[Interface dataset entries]
· · · · ·

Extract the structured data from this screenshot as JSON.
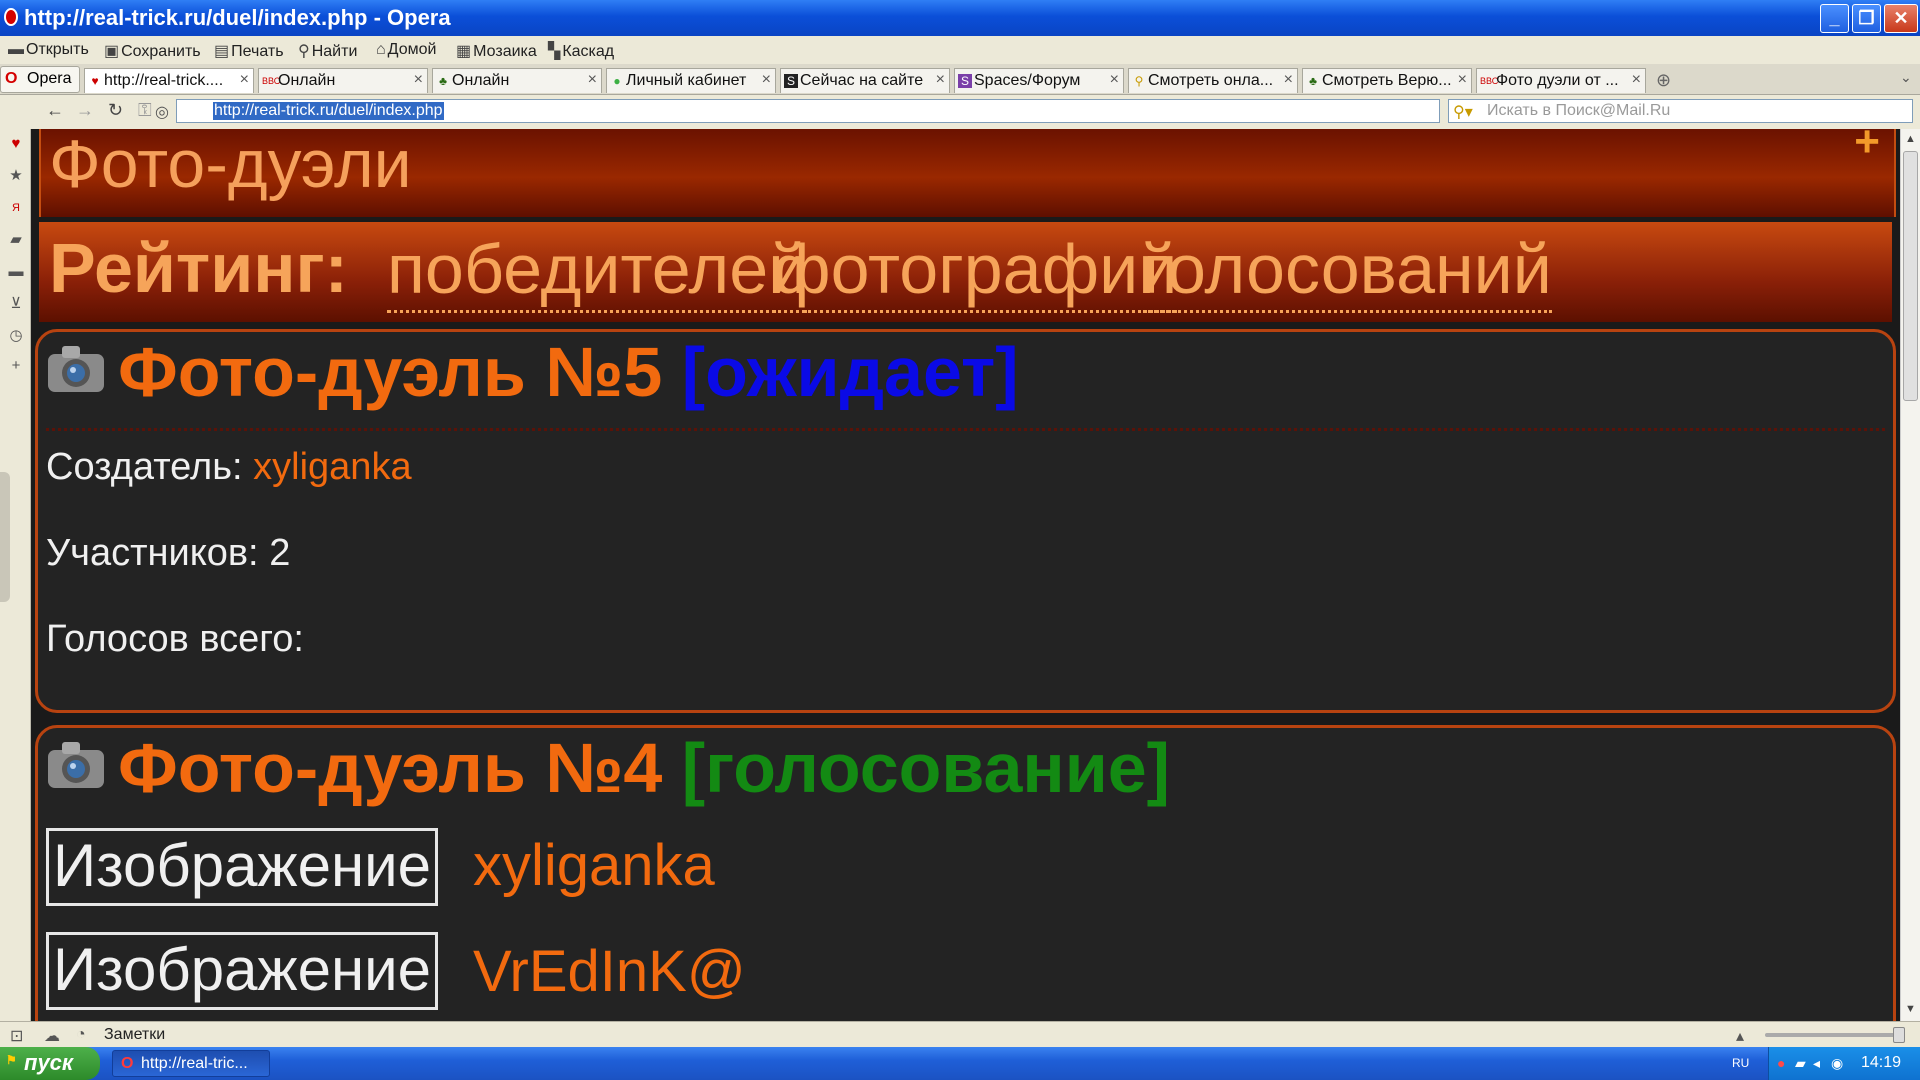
{
  "window": {
    "title": "http://real-trick.ru/duel/index.php - Opera"
  },
  "menu": {
    "items": [
      "Открыть",
      "Сохранить",
      "Печать",
      "Найти",
      "Домой",
      "Мозаика",
      "Каскад"
    ]
  },
  "tabs": {
    "opera_button": "Opera",
    "items": [
      {
        "label": "http://real-trick....",
        "icon": "heart"
      },
      {
        "label": "Онлайн",
        "icon": "bbc"
      },
      {
        "label": "Онлайн",
        "icon": "tree"
      },
      {
        "label": "Личный кабинет",
        "icon": "green-circle"
      },
      {
        "label": "Сейчас на сайте",
        "icon": "s-black"
      },
      {
        "label": "Spaces/Форум",
        "icon": "s-purple"
      },
      {
        "label": "Смотреть онла...",
        "icon": "search"
      },
      {
        "label": "Смотреть Верю...",
        "icon": "tree"
      },
      {
        "label": "Фото дуэли от ...",
        "icon": "bbc"
      }
    ]
  },
  "address": {
    "url": "http://real-trick.ru/duel/index.php",
    "search_placeholder": "Искать в Поиск@Mail.Ru"
  },
  "page": {
    "header_title": "Фото-дуэли",
    "rating_label": "Рейтинг:",
    "rating_links": [
      "победителей",
      "фотографий",
      "голосований"
    ],
    "duels": [
      {
        "title": "Фото-дуэль №5",
        "status": "[ожидает]",
        "creator_label": "Создатель:",
        "creator": "xyliganka",
        "participants_label": "Участников:",
        "participants": "2",
        "votes_label": "Голосов всего:"
      },
      {
        "title": "Фото-дуэль №4",
        "status": "[голосование]",
        "entries": [
          {
            "image_alt": "Изображение",
            "user": "xyliganka"
          },
          {
            "image_alt": "Изображение",
            "user": "VrEdInK@"
          }
        ]
      }
    ]
  },
  "statusbar": {
    "notes": "Заметки"
  },
  "taskbar": {
    "start": "пуск",
    "task": "http://real-tric...",
    "lang": "RU",
    "time": "14:19"
  },
  "colors": {
    "accent": "#f26a0f",
    "waiting": "#0a0ae6",
    "voting": "#138a13",
    "card_border": "#b84310"
  }
}
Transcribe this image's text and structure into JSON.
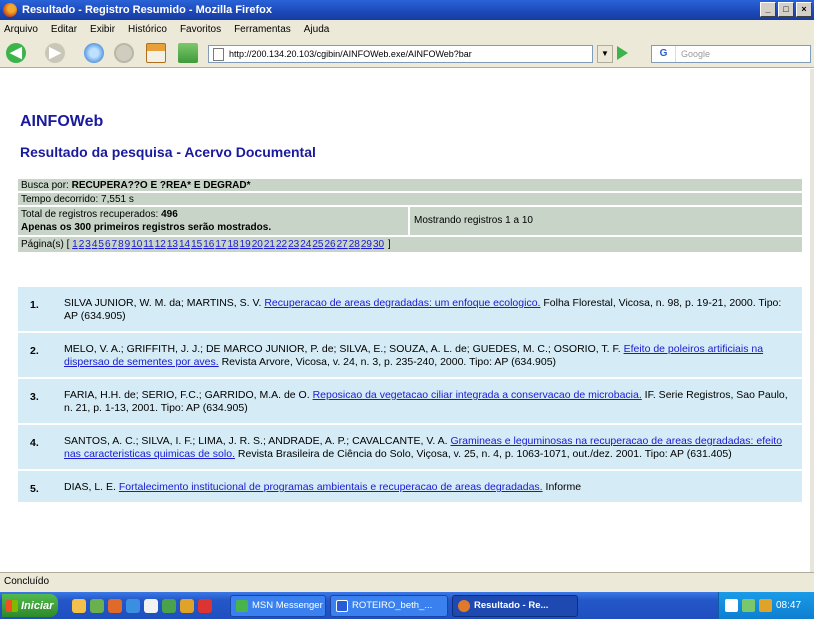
{
  "window": {
    "title": "Resultado - Registro Resumido - Mozilla Firefox"
  },
  "menubar": [
    "Arquivo",
    "Editar",
    "Exibir",
    "Histórico",
    "Favoritos",
    "Ferramentas",
    "Ajuda"
  ],
  "navbar": {
    "url": "http://200.134.20.103/cgibin/AINFOWeb.exe/AINFOWeb?bar",
    "search_placeholder": "Google",
    "icons": [
      "back-icon",
      "forward-icon",
      "reload-icon",
      "stop-icon",
      "home-icon",
      "bookmark-icon",
      "go-icon"
    ]
  },
  "page": {
    "app_title": "AINFOWeb",
    "heading": "Resultado da pesquisa - Acervo Documental"
  },
  "search_info": {
    "query_label": "Busca por:",
    "query": "RECUPERA??O E ?REA* E DEGRAD*",
    "time": "Tempo decorrido: 7,551 s",
    "total_label": "Total de registros recuperados:",
    "total": "496",
    "limit_note": "Apenas os 300 primeiros registros serão mostrados.",
    "showing": "Mostrando registros 1 a 10",
    "pages_label": "Página(s) [",
    "pages": [
      "1",
      "2",
      "3",
      "4",
      "5",
      "6",
      "7",
      "8",
      "9",
      "10",
      "11",
      "12",
      "13",
      "14",
      "15",
      "16",
      "17",
      "18",
      "19",
      "20",
      "21",
      "22",
      "23",
      "24",
      "25",
      "26",
      "27",
      "28",
      "29",
      "30"
    ],
    "pages_end": "]"
  },
  "results": [
    {
      "num": "1.",
      "before": "SILVA JUNIOR, W. M. da; MARTINS, S. V. ",
      "link": "Recuperacao de areas degradadas: um enfoque ecologico.",
      "after": " Folha Florestal, Vicosa, n. 98, p. 19-21, 2000. Tipo: AP (634.905)"
    },
    {
      "num": "2.",
      "before": "MELO, V. A.; GRIFFITH, J. J.; DE MARCO JUNIOR, P. de; SILVA, E.; SOUZA, A. L. de; GUEDES, M. C.; OSORIO, T. F. ",
      "link": "Efeito de poleiros artificiais na dispersao de sementes por aves.",
      "after": " Revista Arvore, Vicosa, v. 24, n. 3, p. 235-240, 2000. Tipo: AP (634.905)"
    },
    {
      "num": "3.",
      "before": "FARIA, H.H. de; SERIO, F.C.; GARRIDO, M.A. de O. ",
      "link": "Reposicao da vegetacao ciliar integrada a conservacao de microbacia.",
      "after": " IF. Serie Registros, Sao Paulo, n. 21, p. 1-13, 2001. Tipo: AP (634.905)"
    },
    {
      "num": "4.",
      "before": "SANTOS, A. C.; SILVA, I. F.; LIMA, J. R. S.; ANDRADE, A. P.; CAVALCANTE, V. A. ",
      "link": "Gramineas e leguminosas na recuperacao de areas degradadas: efeito nas caracteristicas quimicas de solo.",
      "after": " Revista Brasileira de Ciência do Solo, Viçosa, v. 25, n. 4, p. 1063-1071, out./dez. 2001. Tipo: AP (631.405)"
    },
    {
      "num": "5.",
      "before": "DIAS, L. E. ",
      "link": "Fortalecimento institucional de programas ambientais e recuperacao de areas degradadas.",
      "after": " Informe"
    }
  ],
  "statusbar": {
    "text": "Concluído"
  },
  "taskbar": {
    "start": "Iniciar",
    "items": [
      "MSN Messenger",
      "ROTEIRO_beth_...",
      "Resultado - Re..."
    ],
    "clock": "08:47"
  }
}
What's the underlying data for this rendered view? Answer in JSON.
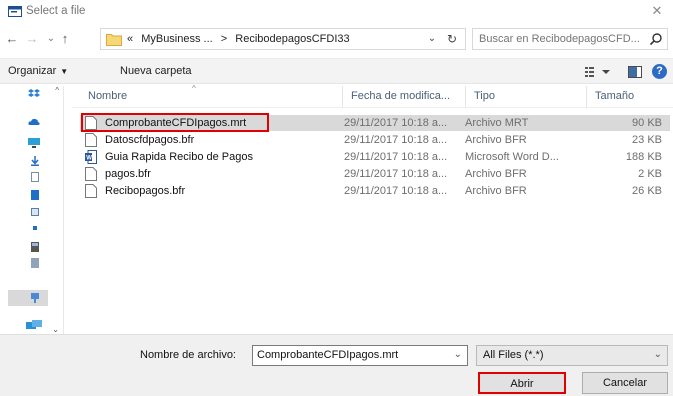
{
  "window": {
    "title": "Select a file",
    "close_symbol": "✕",
    "app_icon": "dialog-icon"
  },
  "navigation": {
    "back_icon": "arrow-left-icon",
    "forward_icon": "arrow-right-icon",
    "recent_icon": "chevron-down-icon",
    "up_icon": "arrow-up-icon",
    "breadcrumb": [
      "«",
      "MyBusiness ...",
      ">",
      "RecibodepagosCFDI33"
    ],
    "search_placeholder": "Buscar en RecibodepagosCFD..."
  },
  "toolbar": {
    "organize_label": "Organizar",
    "new_folder_label": "Nueva carpeta",
    "help_label": "?"
  },
  "columns": {
    "name": "Nombre",
    "date": "Fecha de modifica...",
    "type": "Tipo",
    "size": "Tamaño"
  },
  "files": [
    {
      "name": "ComprobanteCFDIpagos.mrt",
      "date": "29/11/2017 10:18 a...",
      "type": "Archivo MRT",
      "size": "90 KB",
      "icon": "file-icon",
      "selected": true
    },
    {
      "name": "Datoscfdpagos.bfr",
      "date": "29/11/2017 10:18 a...",
      "type": "Archivo BFR",
      "size": "23 KB",
      "icon": "file-icon",
      "selected": false
    },
    {
      "name": "Guia Rapida Recibo de Pagos",
      "date": "29/11/2017 10:18 a...",
      "type": "Microsoft Word D...",
      "size": "188 KB",
      "icon": "word-document-icon",
      "selected": false
    },
    {
      "name": "pagos.bfr",
      "date": "29/11/2017 10:18 a...",
      "type": "Archivo BFR",
      "size": "2 KB",
      "icon": "file-icon",
      "selected": false
    },
    {
      "name": "Recibopagos.bfr",
      "date": "29/11/2017 10:18 a...",
      "type": "Archivo BFR",
      "size": "26 KB",
      "icon": "file-icon",
      "selected": false
    }
  ],
  "footer": {
    "filename_label": "Nombre de archivo:",
    "filename_value": "ComprobanteCFDIpagos.mrt",
    "filter_value": "All Files (*.*)",
    "open_label": "Abrir",
    "cancel_label": "Cancelar"
  },
  "colors": {
    "highlight": "#e00000",
    "accent": "#2d6bc5",
    "selection": "#d9d9d9"
  }
}
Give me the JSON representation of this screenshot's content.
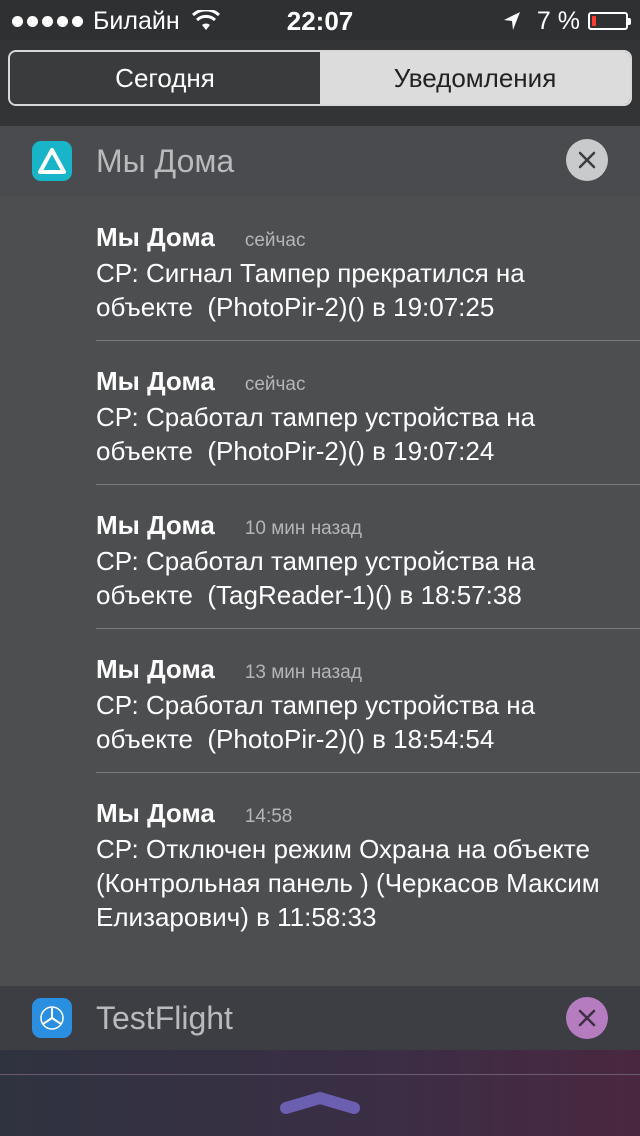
{
  "status_bar": {
    "carrier": "Билайн",
    "time": "22:07",
    "battery": "7 %"
  },
  "tabs": [
    {
      "label": "Сегодня",
      "selected": false
    },
    {
      "label": "Уведомления",
      "selected": true
    }
  ],
  "apps": [
    {
      "name": "Мы Дома",
      "icon": "triangle-app-icon",
      "notifications": [
        {
          "title": "Мы Дома",
          "time": "сейчас",
          "body": "СР: Сигнал Тампер прекратился на объекте  (PhotoPir-2)() в 19:07:25"
        },
        {
          "title": "Мы Дома",
          "time": "сейчас",
          "body": "СР: Сработал тампер устройства на объекте  (PhotoPir-2)() в 19:07:24"
        },
        {
          "title": "Мы Дома",
          "time": "10 мин назад",
          "body": "СР: Сработал тампер устройства на объекте  (TagReader-1)() в 18:57:38"
        },
        {
          "title": "Мы Дома",
          "time": "13 мин назад",
          "body": "СР: Сработал тампер устройства на объекте  (PhotoPir-2)() в 18:54:54"
        },
        {
          "title": "Мы Дома",
          "time": "14:58",
          "body": "СР: Отключен режим Охрана на объекте  (Контрольная панель ) (Черкасов Максим Елизарович) в 11:58:33"
        }
      ]
    },
    {
      "name": "TestFlight",
      "icon": "testflight-icon",
      "notifications": []
    }
  ],
  "colors": {
    "app_accent": "#18b5c9",
    "testflight_blue": "#2a8fe0",
    "handle_purple": "#6a5fb0"
  }
}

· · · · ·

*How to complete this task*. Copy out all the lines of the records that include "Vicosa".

*Result for this exercise*.
      "after": " Folha Florestal, Vicosa, n. 98, p. 19-21, 2000. Tipo: AP (634.905)"
      "after": " Revista Arvore, Vicosa, v. 24, n. 3, p. 235-240, 2000. Tipo: AP (634.905)"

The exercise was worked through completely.